India, Bangladesh working for better border management says Foreign Secretary, APN: News & Current Affairs, Wed 02 of April, 2014

New Delhi: With a view to prevent export of crime and terrorism India and Bangladesh are putting in place a better border management system along their 4,000-km-long boundary, informed Indian Foreign Secretary Sujatha Singh.

A MoU is also being signed between the countries to prevent infiltration, organised crime, human trafficking, illegal drug trafficking, circulation of fake currency notes (FICN), she said.

“If India is secure, Bangladesh is also secure. This issue goes to the core of what our common understanding should be,” she said.
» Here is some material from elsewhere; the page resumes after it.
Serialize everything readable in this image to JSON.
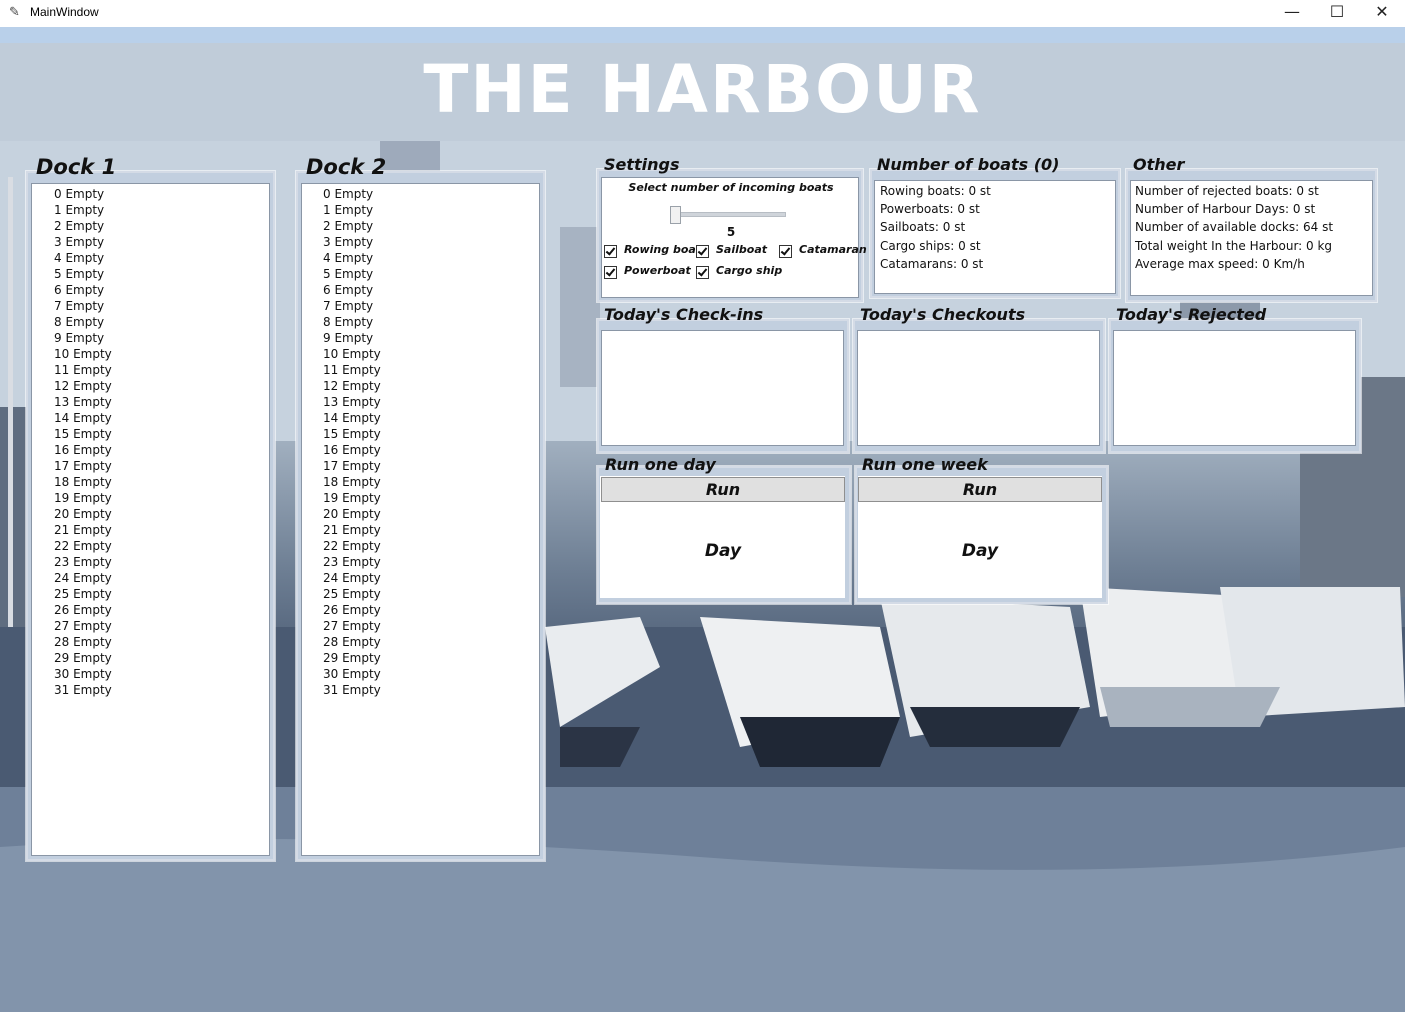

Singh was speaking at the two-day conclave on India-Bangladesh Security organised by the Observer Research Foundation (ORF) and Bangladesh Enterprise Institute (BEI).

Her father TV Rajeswar, who was former Intelligence Bureau chief and later became a governor, was among the audience. This was the first where the Foreign Secretary’s father was present while she was speaking as a chief guest.

The Indian Foreign Secretary said while the “porous” India-Bangladesh border has led to various illegal activities which need to be tackled effectively, the two countries should further explore cooperation in areas power, water, trade and connectivity.

Noting the difficult topography along the border, she said both countries were working towards a better border management system.

Listing steps to check illegal activities, she said officials at various levels including the director generals of Narcotics Control Bureau of both the countries were holding talks to address the issue.
In a veiled attack on Pakistan, the Foreign Secretary said the terror infrastructure being sheltered will come back to haunt those who are providing “sustenance” to it.

“We have seen from the experiences of another neighbour, our neighbour to the West that the forces of terrorism that are sheltered or encouraged will come back to destroy the very support structure that gave them sustenance in the first instance,” she said.

The Foreign Secretary pointed out that both India and Bangladesh have come to a clear resolve that “we do not wish to harm each other. We wish to contribute to each others’ ecomonic progress, socio economic progress, development and stability”.

“Most of our neighbours are changing in the positive direction… the economic growth figures are encouraging and more importantly they bring with them growing demand and growing aspiration.”
The Foreign Secretary noted the changing multi-party democracy route taken up by most countries in the Asian region is a good democratic transformation taking place in the region.

“The democratic process that is starting in Myanmar will have profound implication for India’s Northeast and for Bangladesh and for our common engagement with ASEAN,” she said.
The Foreign Secretary noted that SAARC and BIMSTEC play an important role in terms of giving platform to interact with neighbouring countries for a better understanding.

“I would like to envisage a power grid traversing Bangladesh from the Northeast through West Bengal must be worked upon to benefit both countries,” She said.

She also said, like the sub-regional cooperation meeting between Joint Working Groups held last year for power, water, trade, connectivity, both the governments were working toward holding a second meeting soon as this area needs to be further explored.

India-Bangladesh bilateral trade reached new peak. Bangladesh has replaced Sri Lanka as India’s largest trading partner in South Asia with trade increasing to $5.8 billion in 2012-13 from $3.7 billion in 2007-08.
All these trajectories in the bilateral relations were due to the landmark visits of Bangladesh Prime Minister Sheikh Hasina to India in January 2010 and Indian Prime Minister Dr Manmohan Singh’s visit to Bangladesh in September 2011 and “a path-breaking agreements” signed on these occasions.


02 April, 2014